▸ What the exercise asks: Copy each line below holding "法制宣传".

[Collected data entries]
····················
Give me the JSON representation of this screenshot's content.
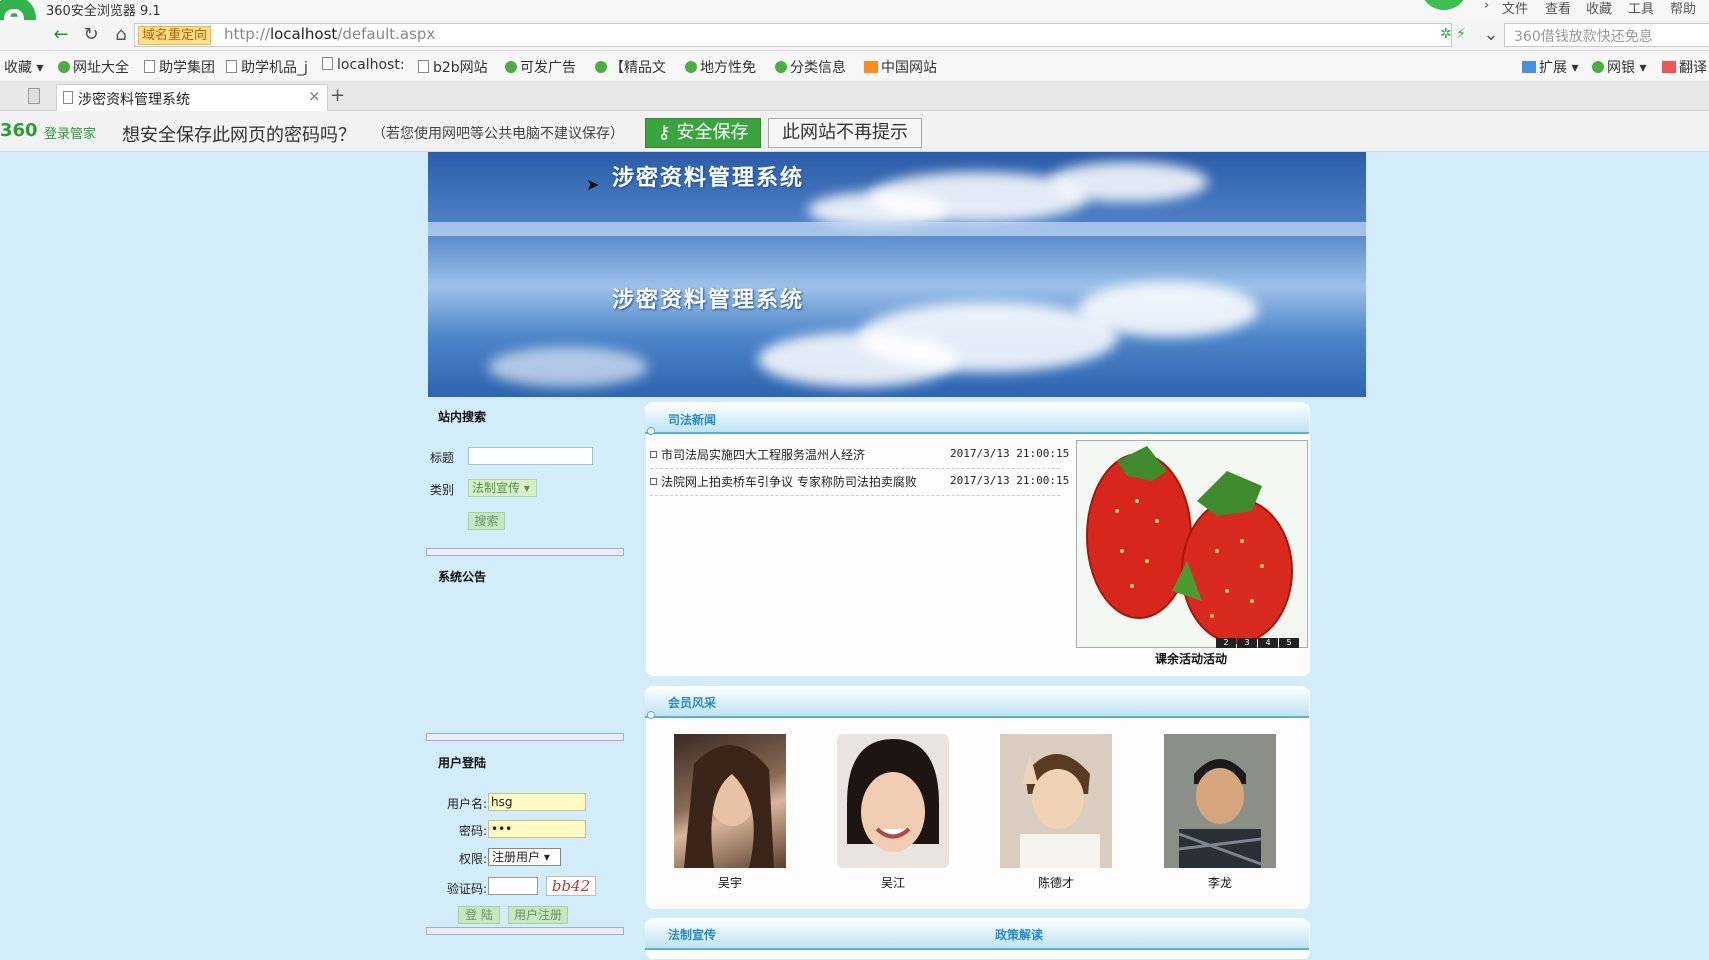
{
  "browser": {
    "title": "360安全浏览器 9.1",
    "menu": [
      "文件",
      "查看",
      "收藏",
      "工具",
      "帮助"
    ],
    "redirect_badge": "域名重定向",
    "url_prefix": "http://",
    "url_host": "localhost",
    "url_path": "/default.aspx",
    "search_placeholder": "360借钱放款快还免息",
    "bookmarks": [
      "收藏",
      "网址大全",
      "助学集团",
      "助学机品_j",
      "localhost:",
      "b2b网站",
      "可发广告",
      "【精品文",
      "地方性免",
      "分类信息",
      "中国网站"
    ],
    "right_tools": [
      "扩展",
      "网银",
      "翻译"
    ],
    "tab_title": "涉密资料管理系统",
    "notify": {
      "brand": "360",
      "brand_sub": "登录管家",
      "question": "想安全保存此网页的密码吗？",
      "hint": "（若您使用网吧等公共电脑不建议保存）",
      "save_btn": "安全保存",
      "never_btn": "此网站不再提示"
    }
  },
  "banner": {
    "title1": "涉密资料管理系统",
    "title2": "涉密资料管理系统"
  },
  "search": {
    "heading": "站内搜索",
    "title_label": "标题",
    "category_label": "类别",
    "category_value": "法制宣传",
    "search_btn": "搜索"
  },
  "notice": {
    "heading": "系统公告"
  },
  "login": {
    "heading": "用户登陆",
    "username_label": "用户名:",
    "username_value": "hsg",
    "password_label": "密码:",
    "password_value": "•••",
    "role_label": "权限:",
    "role_value": "注册用户",
    "captcha_label": "验证码:",
    "captcha_text": "bb42",
    "login_btn": "登 陆",
    "register_btn": "用户注册"
  },
  "news": {
    "heading": "司法新闻",
    "items": [
      {
        "title": "市司法局实施四大工程服务温州人经济",
        "date": "2017/3/13 21:00:15"
      },
      {
        "title": "法院网上拍卖桥车引争议 专家称防司法拍卖腐败",
        "date": "2017/3/13 21:00:15"
      }
    ],
    "photo_caption": "课余活动活动",
    "pager": [
      "2",
      "3",
      "4",
      "5"
    ]
  },
  "members": {
    "heading": "会员风采",
    "people": [
      {
        "name": "吴宇"
      },
      {
        "name": "吴江"
      },
      {
        "name": "陈德才"
      },
      {
        "name": "李龙"
      }
    ]
  },
  "bottom": {
    "left_heading": "法制宣传",
    "right_heading": "政策解读"
  }
}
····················
▸ The answer:
    "category_value": "法制宣传",
    "left_heading": "法制宣传",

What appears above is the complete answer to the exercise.